- **EXERCISE INSTRUCTIONS**
Scan the data below for the string "headline". Copy every line where it appears.

- **EXERCISE MATERIALS**
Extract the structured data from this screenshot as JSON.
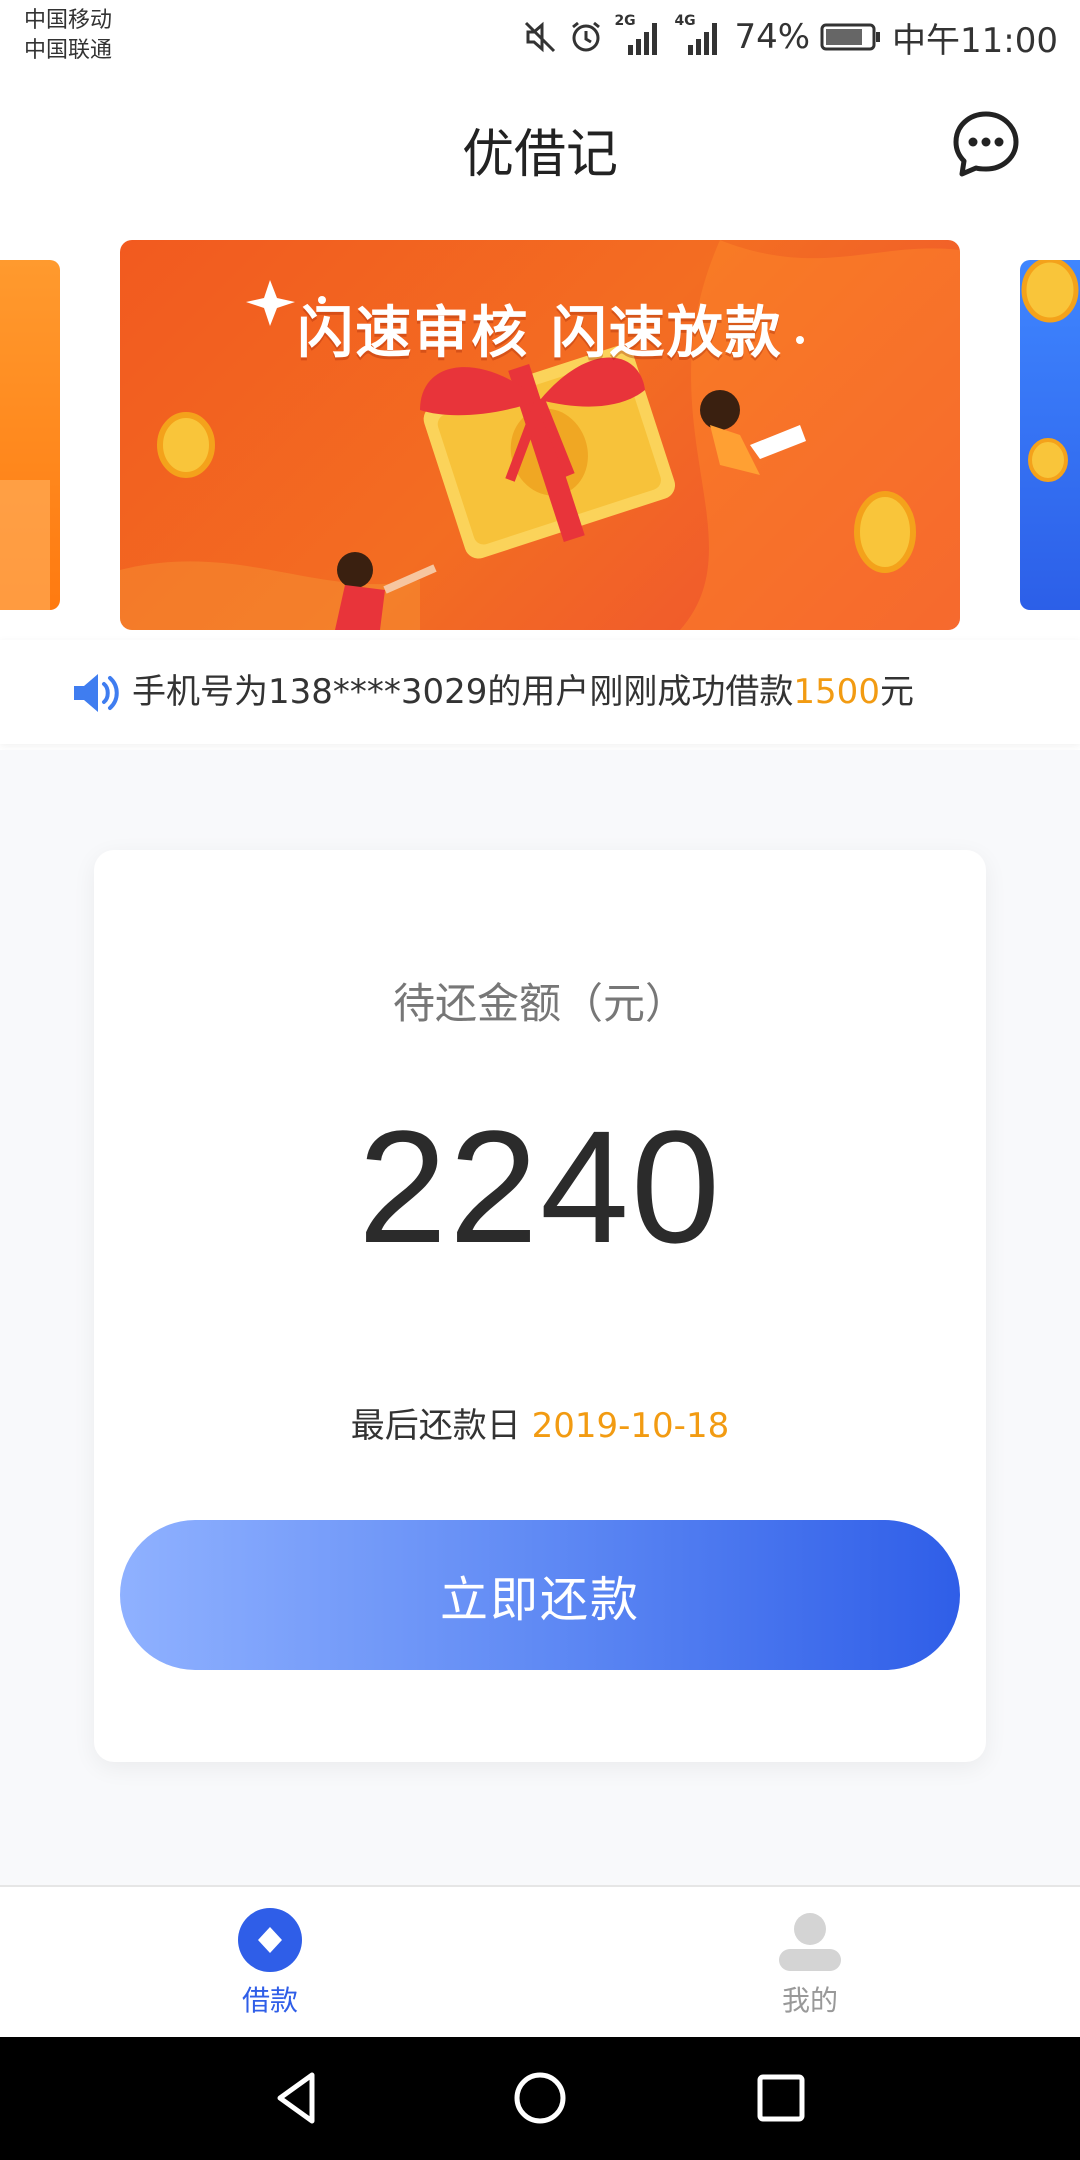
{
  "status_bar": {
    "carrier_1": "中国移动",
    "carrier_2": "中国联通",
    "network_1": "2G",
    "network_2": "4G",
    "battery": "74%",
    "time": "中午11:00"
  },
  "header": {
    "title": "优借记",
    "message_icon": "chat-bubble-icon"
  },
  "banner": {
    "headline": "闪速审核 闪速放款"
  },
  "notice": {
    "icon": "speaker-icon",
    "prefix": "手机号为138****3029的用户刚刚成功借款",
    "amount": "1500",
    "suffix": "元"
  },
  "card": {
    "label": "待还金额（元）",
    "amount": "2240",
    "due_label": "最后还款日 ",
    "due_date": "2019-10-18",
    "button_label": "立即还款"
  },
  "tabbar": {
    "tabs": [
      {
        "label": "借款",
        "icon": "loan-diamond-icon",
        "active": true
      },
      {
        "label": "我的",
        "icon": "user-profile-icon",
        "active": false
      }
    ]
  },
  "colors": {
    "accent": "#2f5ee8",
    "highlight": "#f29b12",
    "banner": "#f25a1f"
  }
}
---
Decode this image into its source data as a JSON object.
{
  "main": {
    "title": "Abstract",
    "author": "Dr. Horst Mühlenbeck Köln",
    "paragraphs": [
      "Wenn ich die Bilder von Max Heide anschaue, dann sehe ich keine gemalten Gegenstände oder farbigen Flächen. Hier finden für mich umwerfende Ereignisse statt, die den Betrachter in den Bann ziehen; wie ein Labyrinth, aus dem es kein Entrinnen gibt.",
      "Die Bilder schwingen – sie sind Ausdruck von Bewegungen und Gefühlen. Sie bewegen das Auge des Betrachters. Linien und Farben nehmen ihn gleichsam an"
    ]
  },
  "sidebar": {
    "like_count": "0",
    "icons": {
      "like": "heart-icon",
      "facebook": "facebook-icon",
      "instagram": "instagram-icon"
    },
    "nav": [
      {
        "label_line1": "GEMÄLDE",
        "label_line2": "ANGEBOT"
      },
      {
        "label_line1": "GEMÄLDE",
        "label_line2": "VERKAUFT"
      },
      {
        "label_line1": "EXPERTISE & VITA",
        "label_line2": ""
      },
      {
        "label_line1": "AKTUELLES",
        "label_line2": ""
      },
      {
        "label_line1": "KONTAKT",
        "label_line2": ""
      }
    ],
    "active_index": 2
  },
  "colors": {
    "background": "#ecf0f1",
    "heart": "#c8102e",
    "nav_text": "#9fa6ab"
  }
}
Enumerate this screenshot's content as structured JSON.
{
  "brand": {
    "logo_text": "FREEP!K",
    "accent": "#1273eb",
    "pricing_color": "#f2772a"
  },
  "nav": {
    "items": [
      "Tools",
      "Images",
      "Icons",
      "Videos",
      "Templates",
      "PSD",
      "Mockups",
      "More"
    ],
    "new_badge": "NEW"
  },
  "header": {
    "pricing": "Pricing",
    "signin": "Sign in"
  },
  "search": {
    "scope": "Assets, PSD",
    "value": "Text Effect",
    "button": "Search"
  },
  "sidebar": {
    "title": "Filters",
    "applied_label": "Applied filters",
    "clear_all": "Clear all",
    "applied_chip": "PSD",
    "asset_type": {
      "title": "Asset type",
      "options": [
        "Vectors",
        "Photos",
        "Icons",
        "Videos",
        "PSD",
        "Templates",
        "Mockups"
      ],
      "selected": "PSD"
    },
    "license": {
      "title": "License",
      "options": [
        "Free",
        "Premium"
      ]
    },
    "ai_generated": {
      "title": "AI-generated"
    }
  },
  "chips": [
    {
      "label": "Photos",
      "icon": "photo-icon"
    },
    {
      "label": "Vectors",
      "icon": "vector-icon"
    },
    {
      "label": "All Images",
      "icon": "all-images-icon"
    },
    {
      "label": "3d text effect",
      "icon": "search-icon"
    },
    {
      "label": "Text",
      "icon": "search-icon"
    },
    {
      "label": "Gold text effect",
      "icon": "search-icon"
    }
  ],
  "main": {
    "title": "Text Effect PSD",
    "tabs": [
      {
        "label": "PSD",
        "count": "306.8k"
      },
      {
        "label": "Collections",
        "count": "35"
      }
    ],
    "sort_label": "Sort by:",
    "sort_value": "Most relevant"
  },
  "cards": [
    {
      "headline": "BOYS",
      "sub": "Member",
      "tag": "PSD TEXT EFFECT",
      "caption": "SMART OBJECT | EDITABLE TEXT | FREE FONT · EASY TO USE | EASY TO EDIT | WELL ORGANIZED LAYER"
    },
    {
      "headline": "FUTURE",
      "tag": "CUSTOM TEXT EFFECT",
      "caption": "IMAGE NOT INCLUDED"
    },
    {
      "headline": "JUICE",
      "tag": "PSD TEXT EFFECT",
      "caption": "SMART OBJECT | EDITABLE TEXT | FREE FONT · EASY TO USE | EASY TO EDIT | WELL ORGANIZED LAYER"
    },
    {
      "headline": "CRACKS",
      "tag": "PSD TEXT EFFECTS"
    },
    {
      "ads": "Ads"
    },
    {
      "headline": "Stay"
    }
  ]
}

- **TASK SOLUTION**
    "headline": "闪速审核 闪速放款"
      "headline": "BOYS",
      "headline": "FUTURE",
      "headline": "JUICE",
      "headline": "CRACKS",
      "headline": "Stay"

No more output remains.